The low stakes and modest ambitions of Hawkeye make it less continuity-shaping event television than, say, Loki, but it has its share of charm and heart.
This recap of Hawkeye season 1, episode 1, “Never Meet Your Heroes”, Hawkeye season 1, episode 2, “Hide and Seek”, contains spoilers.
Marvel’s recent run of films and TV shows have made it no secret that they’re trying to usher in the next generation of heroes and villains. The Falcon and the Winter Soldier passed Captain America’s shield to Sam Wilson. Loki opened a wormhole right to Kang the Conqueror. The overdue Black Widow introduced Florence Pugh’s Yelena Belova as Natasha’s hot spy replacement, and Shang-Chi and the Legend of the Ten Rings gave us not just a new hero but a rebranding of an old organization as well. Hawkeye fits right in with this model. It might ostensibly be a swansong for perennially underused flinty marksman Clint Barton (Jeremy Renner), but it’s much more an introduction to his inevitable replacement, the fresh-faced, wisecracking young archer Kate Bishop (Hailee Steinfeld).
Hawkeye season 1, episode 1 & 2 recap – “Never Meet Your Heroes” and “Hide and Seek”
It’s only fitting that Clint takes a backseat in his own namesake show. There’s a longstanding joke about his general uselessness. He has no powers, he never got his own solo movie, he sat out a crucial battle for half of galactic life, many felt like Natasha’s sacrifice in Avengers: Endgame should have been his (though perhaps, given subsequent contract disputes, it’s better for Disney that it wasn’t), and his supposedly cool exploits as the murderous swordsman Ronin during the infamous Blip have remained mostly unexamined. Hawkeye seems to be aware of all of this. Clint’s characterization is based around his lingering sense of survivor’s guilt and overall fatigue with superheroism, and the plot is kick-started by the after-effects of his time as Ronin, thanks to Kate donning the suit while interrupting its sale in a black-market auction and getting caught on camera afterward, leading the underworld to fear that the vigilante is back in business.

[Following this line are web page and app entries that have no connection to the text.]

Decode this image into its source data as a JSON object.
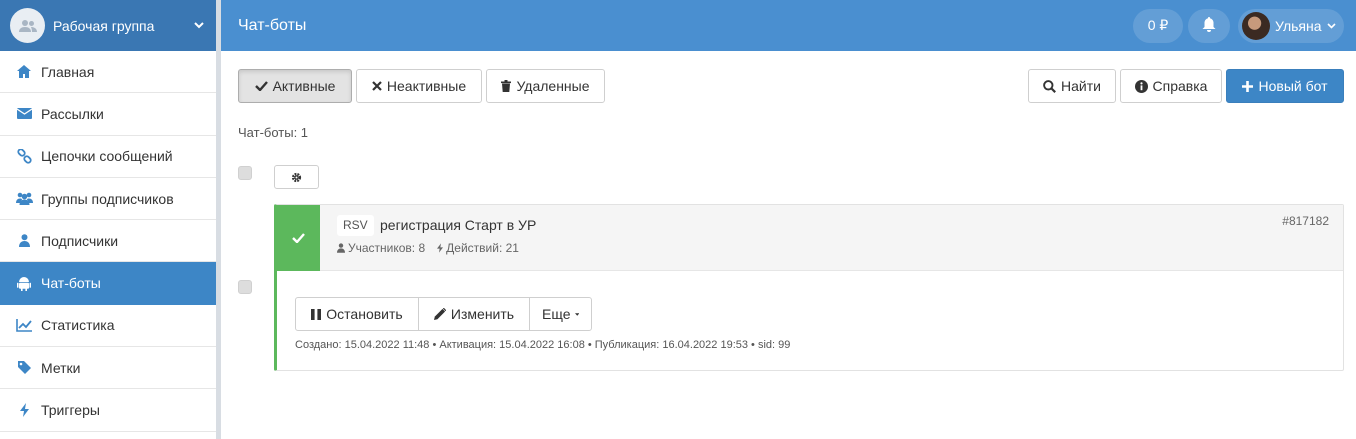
{
  "sidebar": {
    "workgroup": "Рабочая группа",
    "items": [
      {
        "label": "Главная",
        "icon": "home-icon"
      },
      {
        "label": "Рассылки",
        "icon": "envelope-icon"
      },
      {
        "label": "Цепочки сообщений",
        "icon": "link-icon"
      },
      {
        "label": "Группы подписчиков",
        "icon": "users-icon"
      },
      {
        "label": "Подписчики",
        "icon": "user-icon"
      },
      {
        "label": "Чат-боты",
        "icon": "android-icon",
        "active": true
      },
      {
        "label": "Статистика",
        "icon": "line-chart-icon"
      },
      {
        "label": "Метки",
        "icon": "tag-icon"
      },
      {
        "label": "Триггеры",
        "icon": "bolt-icon"
      }
    ]
  },
  "topbar": {
    "title": "Чат-боты",
    "balance": "0 ₽",
    "user": "Ульяна"
  },
  "filters": {
    "active": "Активные",
    "inactive": "Неактивные",
    "deleted": "Удаленные"
  },
  "toolbar": {
    "search": "Найти",
    "help": "Справка",
    "new_bot": "Новый бот"
  },
  "list": {
    "count": "Чат-боты: 1"
  },
  "bot": {
    "tag": "RSV",
    "name": "регистрация Старт в УР",
    "participants": "Участников: 8",
    "actions": "Действий: 21",
    "id": "#817182",
    "stop": "Остановить",
    "edit": "Изменить",
    "more": "Еще",
    "dates": "Создано: 15.04.2022 11:48 • Активация: 15.04.2022 16:08 • Публикация: 16.04.2022 19:53 • sid: 99"
  },
  "colors": {
    "topbar": "#4a8fd0",
    "workgroup": "#3a77b3",
    "active_nav": "#3d86c6",
    "primary": "#3d86c6",
    "success": "#5cb85c"
  }
}
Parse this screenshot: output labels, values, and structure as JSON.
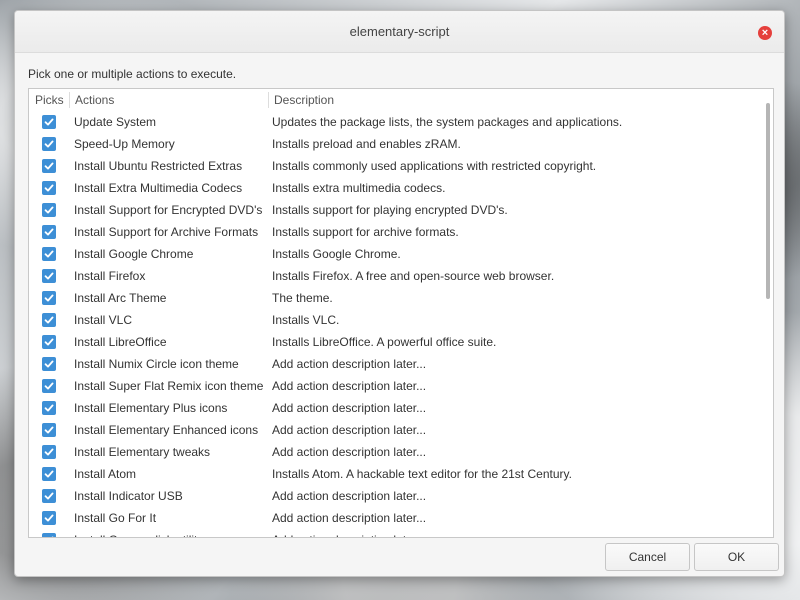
{
  "window": {
    "title": "elementary-script",
    "close_symbol": "×"
  },
  "prompt": "Pick one or multiple actions to execute.",
  "columns": {
    "picks": "Picks",
    "actions": "Actions",
    "description": "Description"
  },
  "rows": [
    {
      "action": "Update System",
      "description": "Updates the package lists, the system packages and applications.",
      "checked": true
    },
    {
      "action": "Speed-Up Memory",
      "description": "Installs preload and enables zRAM.",
      "checked": true
    },
    {
      "action": "Install Ubuntu Restricted Extras",
      "description": "Installs commonly used applications with restricted copyright.",
      "checked": true
    },
    {
      "action": "Install Extra Multimedia Codecs",
      "description": "Installs extra multimedia codecs.",
      "checked": true
    },
    {
      "action": "Install Support for Encrypted DVD's",
      "description": "Installs support for playing encrypted DVD's.",
      "checked": true
    },
    {
      "action": "Install Support for Archive Formats",
      "description": "Installs support for archive formats.",
      "checked": true
    },
    {
      "action": "Install Google Chrome",
      "description": "Installs Google Chrome.",
      "checked": true
    },
    {
      "action": "Install Firefox",
      "description": "Installs Firefox. A free and open-source web browser.",
      "checked": true
    },
    {
      "action": "Install Arc Theme",
      "description": "The theme.",
      "checked": true
    },
    {
      "action": "Install VLC",
      "description": "Installs VLC.",
      "checked": true
    },
    {
      "action": "Install LibreOffice",
      "description": "Installs LibreOffice. A powerful office suite.",
      "checked": true
    },
    {
      "action": "Install Numix Circle icon theme",
      "description": "Add action description later...",
      "checked": true
    },
    {
      "action": "Install Super Flat Remix icon theme",
      "description": "Add action description later...",
      "checked": true
    },
    {
      "action": "Install Elementary Plus icons",
      "description": "Add action description later...",
      "checked": true
    },
    {
      "action": "Install Elementary Enhanced icons",
      "description": "Add action description later...",
      "checked": true
    },
    {
      "action": "Install Elementary tweaks",
      "description": "Add action description later...",
      "checked": true
    },
    {
      "action": "Install Atom",
      "description": "Installs Atom. A hackable text editor for the 21st Century.",
      "checked": true
    },
    {
      "action": "Install Indicator USB",
      "description": "Add action description later...",
      "checked": true
    },
    {
      "action": "Install Go For It",
      "description": "Add action description later...",
      "checked": true
    },
    {
      "action": "Install Gnome disk utility",
      "description": "Add action description later...",
      "checked": true
    }
  ],
  "buttons": {
    "cancel": "Cancel",
    "ok": "OK"
  },
  "colors": {
    "checkbox": "#3d8fd6",
    "close_button": "#e5403c"
  },
  "icons": {
    "close": "close-icon",
    "check": "checkmark-icon"
  }
}
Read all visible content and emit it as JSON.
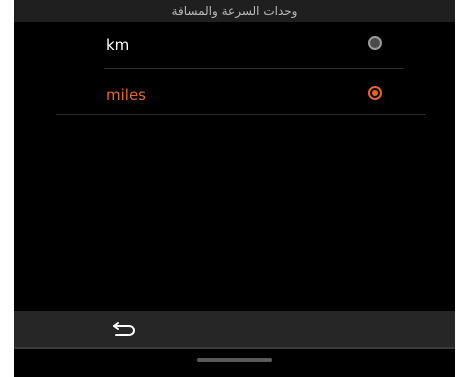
{
  "title": "وحدات السرعة والمسافة",
  "options": [
    {
      "label": "km",
      "selected": false
    },
    {
      "label": "miles",
      "selected": true
    }
  ],
  "colors": {
    "accent": "#e8652a",
    "background": "#000000",
    "title_bar": "#1f1f1f",
    "bottom_bar": "#262626"
  },
  "icons": {
    "back": "back-arrow-icon"
  }
}
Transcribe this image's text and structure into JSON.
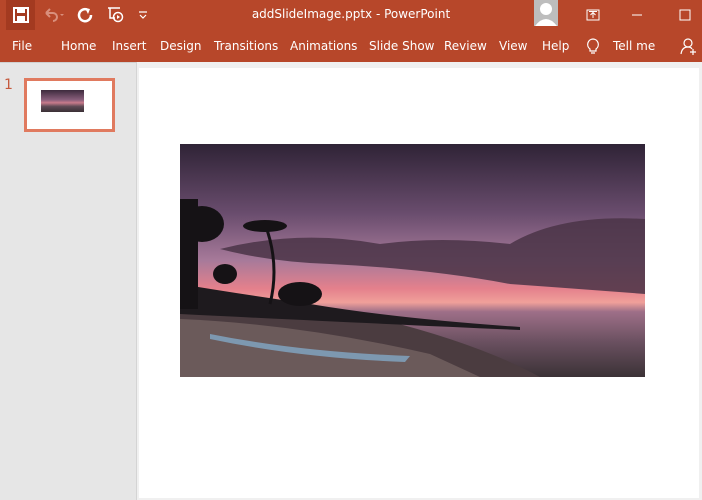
{
  "window": {
    "title": "addSlideImage.pptx  -  PowerPoint",
    "accent": "#b7472a"
  },
  "quick_access": [
    {
      "icon": "save-icon"
    },
    {
      "icon": "undo-icon"
    },
    {
      "icon": "redo-icon"
    },
    {
      "icon": "slideshow-from-start-icon"
    },
    {
      "icon": "customize-dropdown-icon"
    }
  ],
  "ribbon": {
    "tabs": [
      "File",
      "Home",
      "Insert",
      "Design",
      "Transitions",
      "Animations",
      "Slide Show",
      "Review",
      "View",
      "Help"
    ],
    "tell_me": "Tell me"
  },
  "slides_panel": {
    "slides": [
      {
        "number": "1",
        "selected": true
      }
    ]
  },
  "slide": {
    "content": "beach sunset image with palm trees and boats"
  }
}
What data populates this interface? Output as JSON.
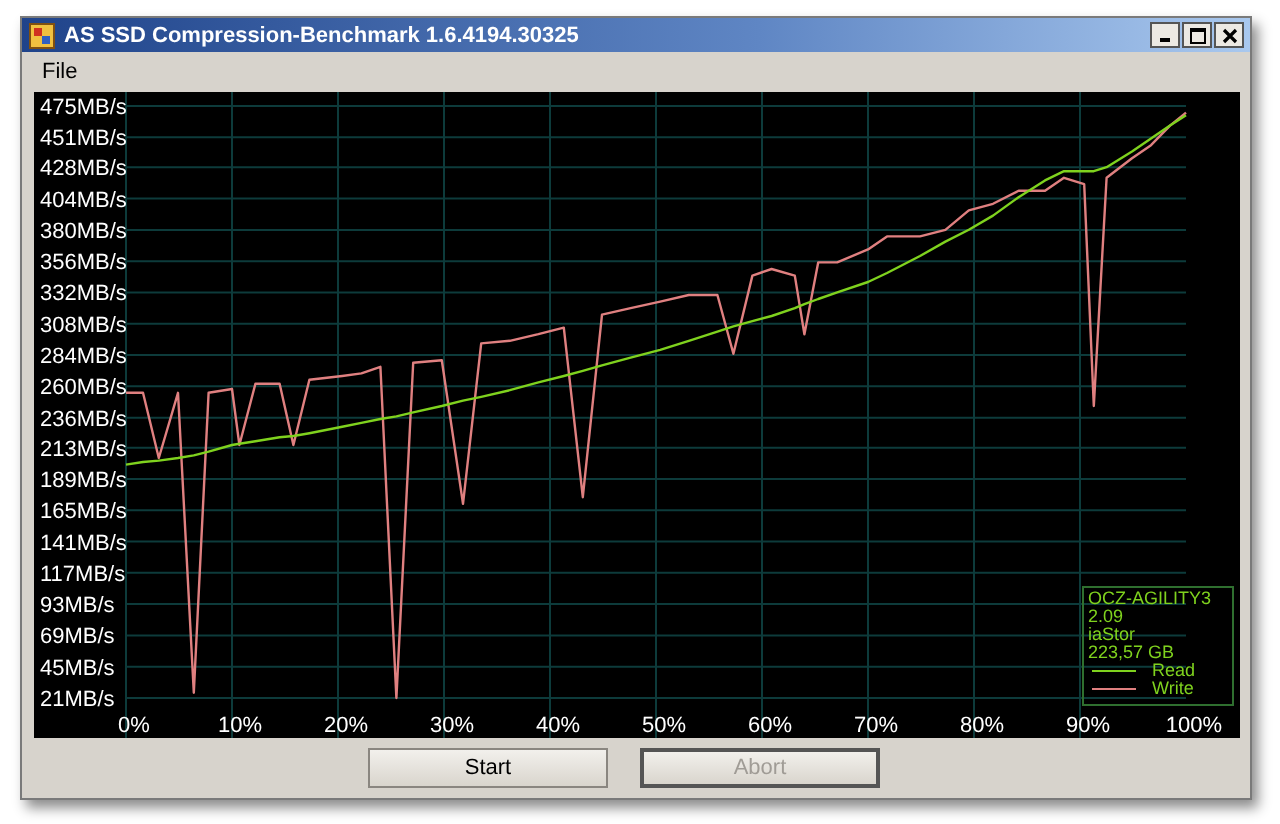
{
  "window": {
    "title": "AS SSD Compression-Benchmark 1.6.4194.30325"
  },
  "menu": [
    "File"
  ],
  "chart": {
    "chart_data": {
      "type": "line",
      "x": [
        0,
        1.6,
        3.1,
        4.9,
        6.4,
        7.8,
        10,
        10.7,
        12.2,
        14.5,
        15.8,
        17.3,
        20.4,
        22.2,
        24,
        25.5,
        27.1,
        29.8,
        31.8,
        33.5,
        36.2,
        38.9,
        41.3,
        43.1,
        44.9,
        47.6,
        50.4,
        53.1,
        55.8,
        57.3,
        59.1,
        60.9,
        63.1,
        64,
        65.3,
        67.1,
        70,
        71.8,
        74.9,
        77.3,
        79.5,
        81.8,
        84.2,
        86.7,
        88.5,
        90.4,
        91.3,
        92.5,
        94.9,
        96.7,
        98.5,
        100
      ],
      "series": [
        {
          "name": "Read",
          "color": "#7fd21e",
          "values": [
            200,
            202,
            203,
            205,
            207,
            210,
            215,
            216,
            218,
            221,
            222,
            224,
            229,
            232,
            235,
            237,
            240,
            245,
            249,
            252,
            257,
            263,
            268,
            272,
            276,
            282,
            288,
            295,
            302,
            306,
            310,
            314,
            320,
            323,
            327,
            332,
            340,
            347,
            360,
            371,
            380,
            391,
            405,
            418,
            425,
            425,
            425,
            428,
            440,
            450,
            460,
            468
          ]
        },
        {
          "name": "Write",
          "color": "#e08080",
          "values": [
            255,
            255,
            205,
            255,
            25,
            255,
            258,
            215,
            262,
            262,
            215,
            265,
            268,
            270,
            275,
            21,
            278,
            280,
            170,
            293,
            295,
            300,
            305,
            175,
            315,
            320,
            325,
            330,
            330,
            285,
            345,
            350,
            345,
            300,
            355,
            355,
            365,
            375,
            375,
            380,
            395,
            400,
            410,
            410,
            420,
            415,
            245,
            420,
            435,
            445,
            460,
            470
          ]
        }
      ],
      "grid": true,
      "xlim": [
        0,
        100
      ],
      "ylim": [
        21,
        475
      ],
      "xticks": [
        {
          "value": 0,
          "label": "0%"
        },
        {
          "value": 10,
          "label": "10%"
        },
        {
          "value": 20,
          "label": "20%"
        },
        {
          "value": 30,
          "label": "30%"
        },
        {
          "value": 40,
          "label": "40%"
        },
        {
          "value": 50,
          "label": "50%"
        },
        {
          "value": 60,
          "label": "60%"
        },
        {
          "value": 70,
          "label": "70%"
        },
        {
          "value": 80,
          "label": "80%"
        },
        {
          "value": 90,
          "label": "90%"
        },
        {
          "value": 100,
          "label": "100%"
        }
      ],
      "yticks": [
        {
          "value": 475,
          "label": "475MB/s"
        },
        {
          "value": 451,
          "label": "451MB/s"
        },
        {
          "value": 428,
          "label": "428MB/s"
        },
        {
          "value": 404,
          "label": "404MB/s"
        },
        {
          "value": 380,
          "label": "380MB/s"
        },
        {
          "value": 356,
          "label": "356MB/s"
        },
        {
          "value": 332,
          "label": "332MB/s"
        },
        {
          "value": 308,
          "label": "308MB/s"
        },
        {
          "value": 284,
          "label": "284MB/s"
        },
        {
          "value": 260,
          "label": "260MB/s"
        },
        {
          "value": 236,
          "label": "236MB/s"
        },
        {
          "value": 213,
          "label": "213MB/s"
        },
        {
          "value": 189,
          "label": "189MB/s"
        },
        {
          "value": 165,
          "label": "165MB/s"
        },
        {
          "value": 141,
          "label": "141MB/s"
        },
        {
          "value": 117,
          "label": "117MB/s"
        },
        {
          "value": 93,
          "label": "93MB/s"
        },
        {
          "value": 69,
          "label": "69MB/s"
        },
        {
          "value": 45,
          "label": "45MB/s"
        },
        {
          "value": 21,
          "label": "21MB/s"
        }
      ]
    },
    "info": [
      "OCZ-AGILITY3",
      "2.09",
      "iaStor",
      "223,57 GB"
    ]
  },
  "buttons": [
    {
      "label": "Start",
      "disabled": false
    },
    {
      "label": "Abort",
      "disabled": true
    }
  ]
}
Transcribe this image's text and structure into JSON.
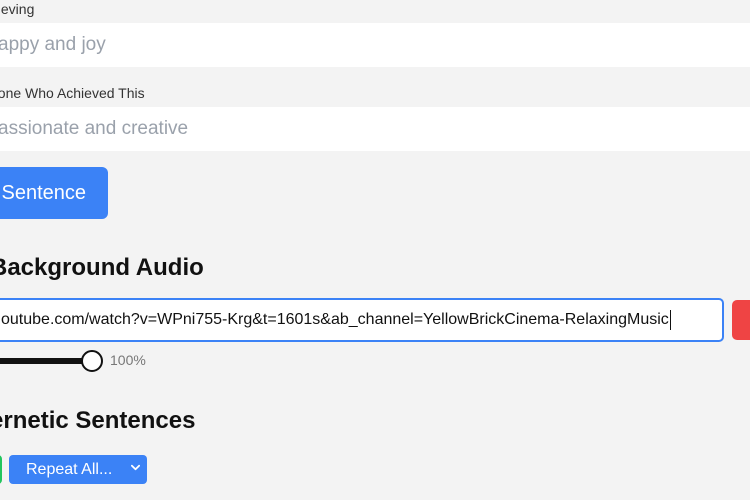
{
  "achieving": {
    "label": "hieving",
    "placeholder": "appy and joy"
  },
  "someone": {
    "label": "eone Who Achieved This",
    "placeholder": "assionate and creative"
  },
  "sentence_button": "Sentence",
  "background_audio": {
    "heading": "Background Audio",
    "url_value": "outube.com/watch?v=WPni755-Krg&t=1601s&ab_channel=YellowBrickCinema-RelaxingMusic",
    "volume_label": "100%",
    "volume_level": 1.0
  },
  "cybernetic": {
    "heading": "ernetic Sentences",
    "repeat_option": "Repeat All..."
  },
  "colors": {
    "accent": "#3b82f6",
    "danger": "#ef4444",
    "success": "#22c55e"
  }
}
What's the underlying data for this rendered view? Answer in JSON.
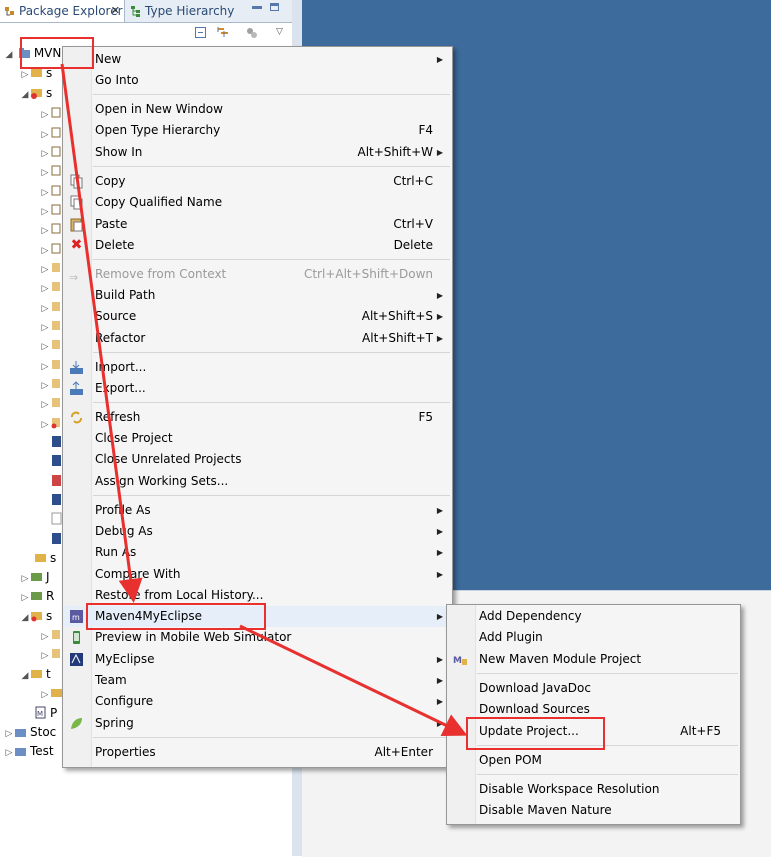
{
  "tabs": {
    "package_explorer": "Package Explorer",
    "type_hierarchy": "Type Hierarchy"
  },
  "tree": {
    "root": "MVN",
    "items": [
      {
        "label": "s"
      },
      {
        "label": "s"
      },
      {
        "label": "s"
      },
      {
        "label": "J"
      },
      {
        "label": "R"
      },
      {
        "label": "s"
      },
      {
        "label": "t"
      },
      {
        "label": "P"
      },
      {
        "label": "Stoc"
      },
      {
        "label": "Test"
      }
    ]
  },
  "context_menu": {
    "items": [
      {
        "label": "New",
        "sub": true
      },
      {
        "label": "Go Into"
      },
      {
        "label": "Open in New Window"
      },
      {
        "label": "Open Type Hierarchy",
        "accel": "F4"
      },
      {
        "label": "Show In",
        "accel": "Alt+Shift+W",
        "sub": true
      },
      {
        "label": "Copy",
        "accel": "Ctrl+C"
      },
      {
        "label": "Copy Qualified Name"
      },
      {
        "label": "Paste",
        "accel": "Ctrl+V"
      },
      {
        "label": "Delete",
        "accel": "Delete"
      },
      {
        "label": "Remove from Context",
        "accel": "Ctrl+Alt+Shift+Down",
        "disabled": true
      },
      {
        "label": "Build Path",
        "sub": true
      },
      {
        "label": "Source",
        "accel": "Alt+Shift+S",
        "sub": true
      },
      {
        "label": "Refactor",
        "accel": "Alt+Shift+T",
        "sub": true
      },
      {
        "label": "Import..."
      },
      {
        "label": "Export..."
      },
      {
        "label": "Refresh",
        "accel": "F5"
      },
      {
        "label": "Close Project"
      },
      {
        "label": "Close Unrelated Projects"
      },
      {
        "label": "Assign Working Sets..."
      },
      {
        "label": "Profile As",
        "sub": true
      },
      {
        "label": "Debug As",
        "sub": true
      },
      {
        "label": "Run As",
        "sub": true
      },
      {
        "label": "Compare With",
        "sub": true
      },
      {
        "label": "Restore from Local History..."
      },
      {
        "label": "Maven4MyEclipse",
        "sub": true
      },
      {
        "label": "Preview in Mobile Web Simulator"
      },
      {
        "label": "MyEclipse",
        "sub": true
      },
      {
        "label": "Team",
        "sub": true
      },
      {
        "label": "Configure",
        "sub": true
      },
      {
        "label": "Spring",
        "sub": true
      },
      {
        "label": "Properties",
        "accel": "Alt+Enter"
      }
    ]
  },
  "submenu": {
    "items": [
      {
        "label": "Add Dependency"
      },
      {
        "label": "Add Plugin"
      },
      {
        "label": "New Maven Module Project"
      },
      {
        "label": "Download JavaDoc"
      },
      {
        "label": "Download Sources"
      },
      {
        "label": "Update Project...",
        "accel": "Alt+F5"
      },
      {
        "label": "Open POM"
      },
      {
        "label": "Disable Workspace Resolution"
      },
      {
        "label": "Disable Maven Nature"
      }
    ]
  },
  "colors": {
    "editor_bg": "#3d6b9c",
    "annotation_red": "#e8302f"
  }
}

Kate’s at an auction because her mother, Eleanor (Vera Farmiga), is rich, and she has grown up in the lap of luxury despite having witnessed the Battle of New York in 2012 and lost her father in the process. From the bombed-out side of her swanky apartment, though, she saw Hawkeye doing his thing, and thus took up archery and other martial arts, determined to become a hero in her own right in amongst her responsibilities to Manhattan’s bourgeoisie. The auction is taking place in the basement of a charity gala where Kate learns that her mother is engaged to Jack Duquesne (Tony Dalton), aka “The Swordsman”, though nobody refers to him as such. The Duquesne family is prominent in Manhattan’s hoity-toity circles, so when Kate later discovers Jack’s uncle, Armand, whom she earlier overheard threatening Eleanor, dead on the floor of his home, it’s obvious that something dangerous and complicated is afoot.
Whatever it is, Clint, who is in New York with his kids to see Rogers: The Musical on Broadway, finds himself involved after seeing Ronin on the news. With his kids sent back home to his wife, Laura (a depressingly underused Linda Cardellini), Clint is forced to reluctantly team up with Kate and suffer a multitude of indignities along the way, including LARPing and being kidnapped by his useless old nemeses, the Tracksuit Mafia. His involvement is silly, and he explicitly can’t be bothered with it, which works surprisingly well given the show’s holiday setting and Clint’s general sense of being done with costumed crimefighting in general. After helping to thwart several alien invasions, he’s not going to get excited about a bunch of dudes in tracksuits with cartoonish Russian accents. This is a guy who just wants to get home to his family in time for Christmas.
But he also feels a sense of responsibility, both to his (albeit brief) time as Ronin and, inevitably, to Kate, who has grown up idolizing him and the life he can’t wait to leave behind. Clint knows intuitively that there’s much more trauma in vigilantism that Kate’s rebellious rich-girl could imagine, and he’s at once trying to spare her from that while also atoning for his own mistakes and proving that his character’s unlikely continued survival all these years has been worth it.
Hawkeye feels as if it has much more in common with Marvel’s Netflix shows, all of which were about street-level superheroics in and around New York, but it doesn’t have the same adults-only tone or indeed the caliber of action choreography. The show’s laidback style can veer towards a complete lack of seriousness at times, which is difficult to invest in throughout the first two episodes, but will hopefully be rectified as Clint and Kate both develop as characters and other elements of the MCU are folded into proceedings. I wouldn’t exact Hawkeye to have the same kind of mythological significance as Loki, for instance, or even to be a character study on the same scale as WandaVision, but there’s every chance it could be a decent and meaningful send-off for a long-time Avenger and a compelling argument in favor of his replacement.